Witnesses say scores of Egyptian soccer fans were stabbed to death while many others suffocated, trapped in a long narrow corridor trying to flee rival fans armed with knives, clubs and stones in the country's worst ever soccer violence that killed at least 74 people.

The tragedy Wednesday evening -- which followed an Egyptian league match between Al-Masry, the home team in the Mediterranean city of Port Said, and Al-Ahly, based in Cairo and one of Egypt's most popular teams -- was a bloody reminder of the deteriorating security in the Arab world's most populous country, as instability continues nearly a year after former President Hosni Mubarak was swept out of power in a popular uprising.

It was also the deadliest soccer violence worldwide since 1996. One player said it was "like a war."

Egyptian activists have accused the police and military of failing to intervene to stop the mayhem.

On Thursday morning, dozens of angry protesters sealed off Tahrir Square, the epicenter of the uprising that toppled Mubarak, while others blocked the street in front of the state TV building in downtown Cairo, ahead of planned marches later in the day to the Interior Ministry to denounce the police force.

The melee at the stadium in Port Said erupted when Al-Masry fans stormed the field following a rare 3-1 win against Al-Ahly. Al-Masry supporters, armed with knives, sticks and stones chased players and fans from the rival team, Al-Ahly, who ran toward the exits and up the stands to escape, according to witnesses.

Ahmed Ghaffar, one of the visiting Al Ahly fans at the stadium, said "layers of people" were stuck trying to escape, "suffocating inside a narrow corridor."

"The people were stuck over each other because there was no other exist," Ghaffar tweeted on Thursday. "We were between two choices, either death coming from behind us, or the closed doors."

Health ministry official Hisham Sheha said deaths were caused by stabs by sharp tools, brain hemorrhage and concussions. "All those carried to hospitals were already dead bodies," Sheha told state-TV.

One man told state TV he heard gunshots in the stadium, while a lawmaker from Egypt's powerful Muslim Brotherhood said the police didn't prevent fans carrying knives from entering the stadium.

TV footage showed Al-Ahly players rushing for their locker room as fistfights broke out among the hundreds of fans swarming on to the field.

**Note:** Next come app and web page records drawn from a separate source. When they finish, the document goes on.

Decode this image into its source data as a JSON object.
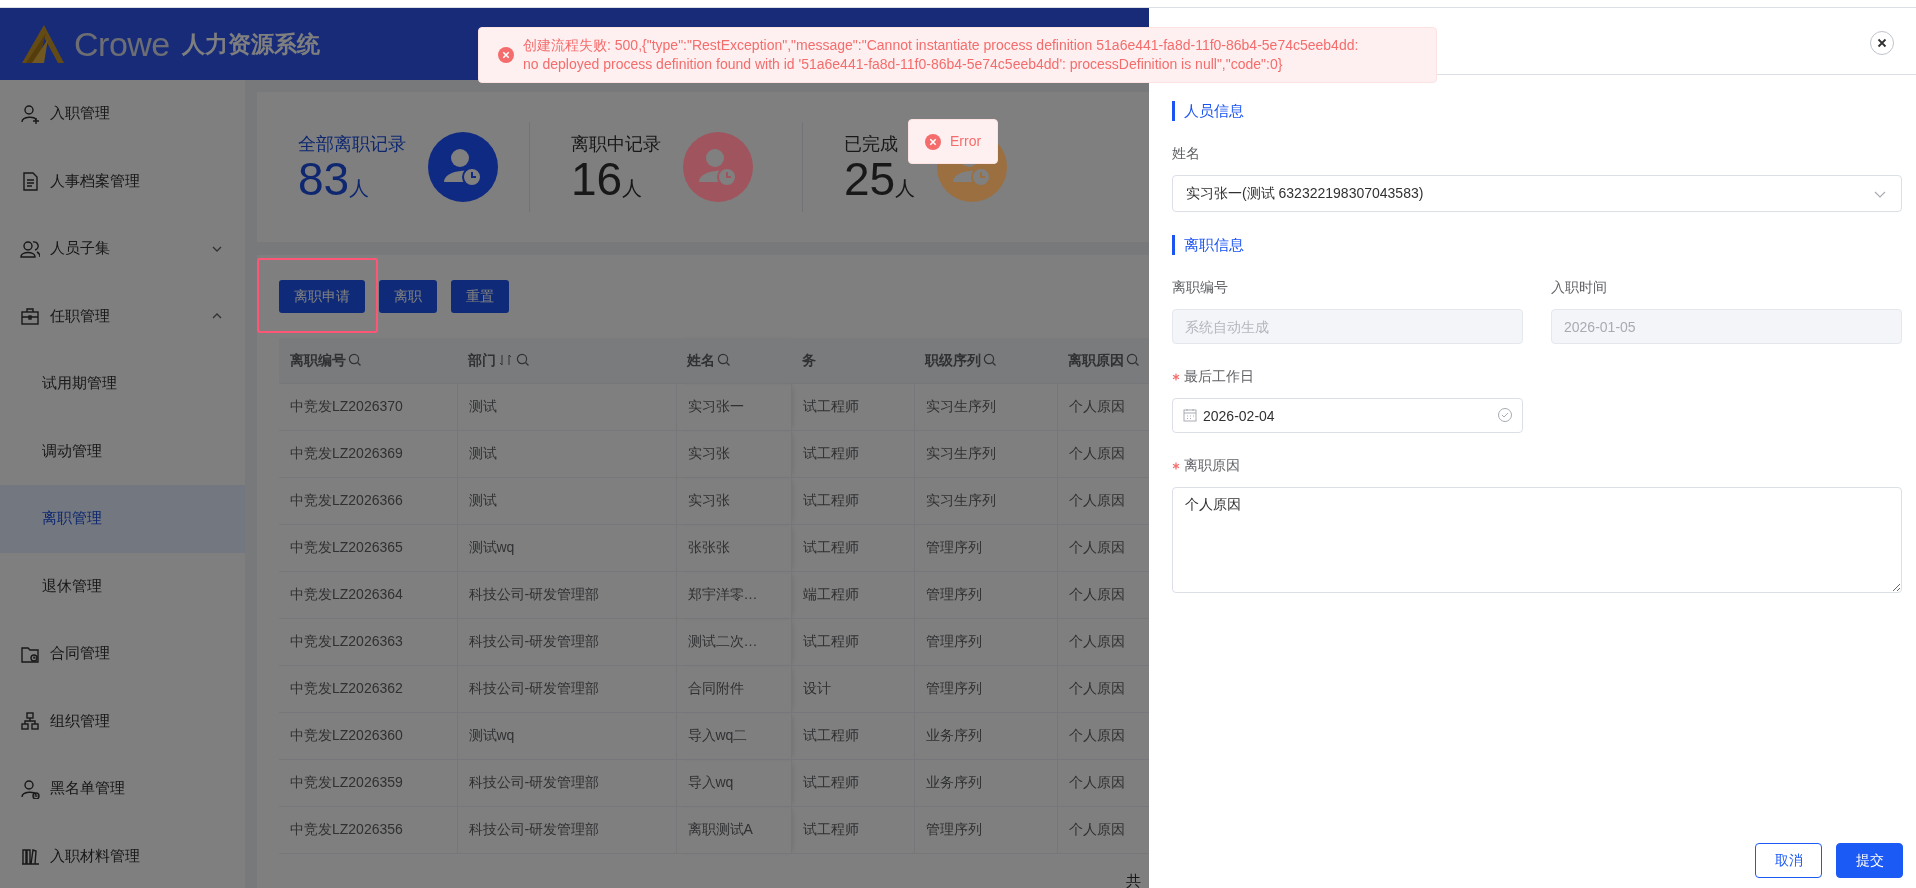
{
  "header": {
    "logo_text": "Crowe",
    "title": "人力资源系统"
  },
  "sidebar": {
    "items": [
      {
        "label": "入职管理",
        "selected": false
      },
      {
        "label": "人事档案管理",
        "selected": false
      },
      {
        "label": "人员子集",
        "selected": false,
        "expanded": false
      },
      {
        "label": "任职管理",
        "selected": false,
        "expanded": true,
        "children": [
          {
            "label": "试用期管理",
            "selected": false
          },
          {
            "label": "调动管理",
            "selected": false
          },
          {
            "label": "离职管理",
            "selected": true
          },
          {
            "label": "退休管理",
            "selected": false
          }
        ]
      },
      {
        "label": "合同管理",
        "selected": false
      },
      {
        "label": "组织管理",
        "selected": false
      },
      {
        "label": "黑名单管理",
        "selected": false
      },
      {
        "label": "入职材料管理",
        "selected": false
      }
    ]
  },
  "stats": [
    {
      "label": "全部离职记录",
      "value": "83",
      "unit": "人",
      "color": "#0f2a82",
      "selected": true
    },
    {
      "label": "离职中记录",
      "value": "16",
      "unit": "人",
      "color": "#a0555e",
      "selected": false
    },
    {
      "label": "已完成",
      "value": "25",
      "unit": "人",
      "color": "#9b6f40",
      "selected": false
    }
  ],
  "toolbar": {
    "buttons": [
      {
        "label": "离职申请",
        "highlighted": true
      },
      {
        "label": "离职",
        "highlighted": false
      },
      {
        "label": "重置",
        "highlighted": false
      }
    ]
  },
  "table": {
    "columns": [
      {
        "label": "离职编号",
        "filterable": true,
        "sortable": false
      },
      {
        "label": "部门",
        "filterable": true,
        "sortable": true
      },
      {
        "label": "姓名",
        "filterable": true,
        "sortable": false
      },
      {
        "label": "务",
        "filterable": false,
        "sortable": false
      },
      {
        "label": "职级序列",
        "filterable": true,
        "sortable": false
      },
      {
        "label": "离职原因",
        "filterable": true,
        "sortable": false
      }
    ],
    "rows": [
      [
        "中竞发LZ2026370",
        "测试",
        "实习张一",
        "试工程师",
        "实习生序列",
        "个人原因"
      ],
      [
        "中竞发LZ2026369",
        "测试",
        "实习张",
        "试工程师",
        "实习生序列",
        "个人原因"
      ],
      [
        "中竞发LZ2026366",
        "测试",
        "实习张",
        "试工程师",
        "实习生序列",
        "个人原因"
      ],
      [
        "中竞发LZ2026365",
        "测试wq",
        "张张张",
        "试工程师",
        "管理序列",
        "个人原因"
      ],
      [
        "中竞发LZ2026364",
        "科技公司-研发管理部",
        "郑宇洋零…",
        "端工程师",
        "管理序列",
        "个人原因"
      ],
      [
        "中竞发LZ2026363",
        "科技公司-研发管理部",
        "测试二次…",
        "试工程师",
        "管理序列",
        "个人原因"
      ],
      [
        "中竞发LZ2026362",
        "科技公司-研发管理部",
        "合同附件",
        "设计",
        "管理序列",
        "个人原因"
      ],
      [
        "中竞发LZ2026360",
        "测试wq",
        "导入wq二",
        "试工程师",
        "业务序列",
        "个人原因"
      ],
      [
        "中竞发LZ2026359",
        "科技公司-研发管理部",
        "导入wq",
        "试工程师",
        "业务序列",
        "个人原因"
      ],
      [
        "中竞发LZ2026356",
        "科技公司-研发管理部",
        "离职测试A",
        "试工程师",
        "管理序列",
        "个人原因"
      ]
    ]
  },
  "pagination": {
    "total_label": "共"
  },
  "drawer": {
    "form": [
      {
        "kind": "section",
        "title": "人员信息"
      },
      {
        "kind": "select",
        "label": "姓名",
        "value": "实习张一(测试 632322198307043583)",
        "required": false,
        "disabled": false
      },
      {
        "kind": "section",
        "title": "离职信息"
      },
      {
        "kind": "input",
        "label": "离职编号",
        "placeholder": "系统自动生成",
        "required": false,
        "disabled": true
      },
      {
        "kind": "input",
        "label": "入职时间",
        "value": "2026-01-05",
        "required": false,
        "disabled": true
      },
      {
        "kind": "date",
        "label": "最后工作日",
        "value": "2026-02-04",
        "required": true,
        "disabled": false
      },
      {
        "kind": "textarea",
        "label": "离职原因",
        "value": "个人原因",
        "required": true,
        "disabled": false
      }
    ],
    "buttons": [
      {
        "label": "取消",
        "kind": "secondary"
      },
      {
        "label": "提交",
        "kind": "primary"
      }
    ]
  },
  "toasts": [
    {
      "kind": "error",
      "message": "创建流程失败: 500,{\"type\":\"RestException\",\"message\":\"Cannot instantiate process definition 51a6e441-fa8d-11f0-86b4-5e74c5eeb4dd: no deployed process definition found with id '51a6e441-fa8d-11f0-86b4-5e74c5eeb4dd': processDefinition is null\",\"code\":0}"
    },
    {
      "kind": "error",
      "message": "Error"
    }
  ]
}
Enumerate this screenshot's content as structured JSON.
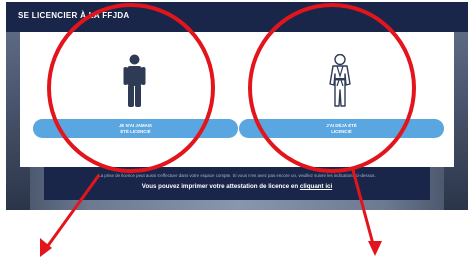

Some men had to rescue a manager from the losing team as he was being beaten. Black-clothed police officers stood by, appearing overwhelmed.

The Interior Ministry said 74 people died, including one police officer, and 248 were injured, 14 of them police. A local health official initially said 1,000 people were injured and it was not clear how severely. Security forces arrested 47 people for involvement in the violence, the statement said.

State TV appealed to Egyptians to donate blood for the injured in Port Said, and the military sent two aircraft to evacuate serious cases to the capital, Cairo.

A number of political parties called on the Egyptian parliament to pass no-confidence vote against the government of Kamal el-Ganzouri, a Mubarak-era politician appointed by the much-critized ruling military council. El-Ganzouri himself held an emergency cabinet meeting early Thursday.

Essam el-Erian, a Brotherhood lawmaker, said the military and police were complicit in the violence, accusing them of trying to show that emergency regulations giving security forces wide-ranging powers must be maintained.

"This tragedy is a result of intentional reluctance by the military and the police," he said.

The trigger for the violence, however, remains a mystery since most of the attackers were from the winning team.

April 6 group, which was among youth groups that led the anti-Mubarak uprising, accused the ruling military of collaboration in the violence.

"Is it logical that the force that managed to secure parliamentary elections in nine provinces can't secure a soccer match where skirmishes among fans were expected," the group said in a statement Thursday.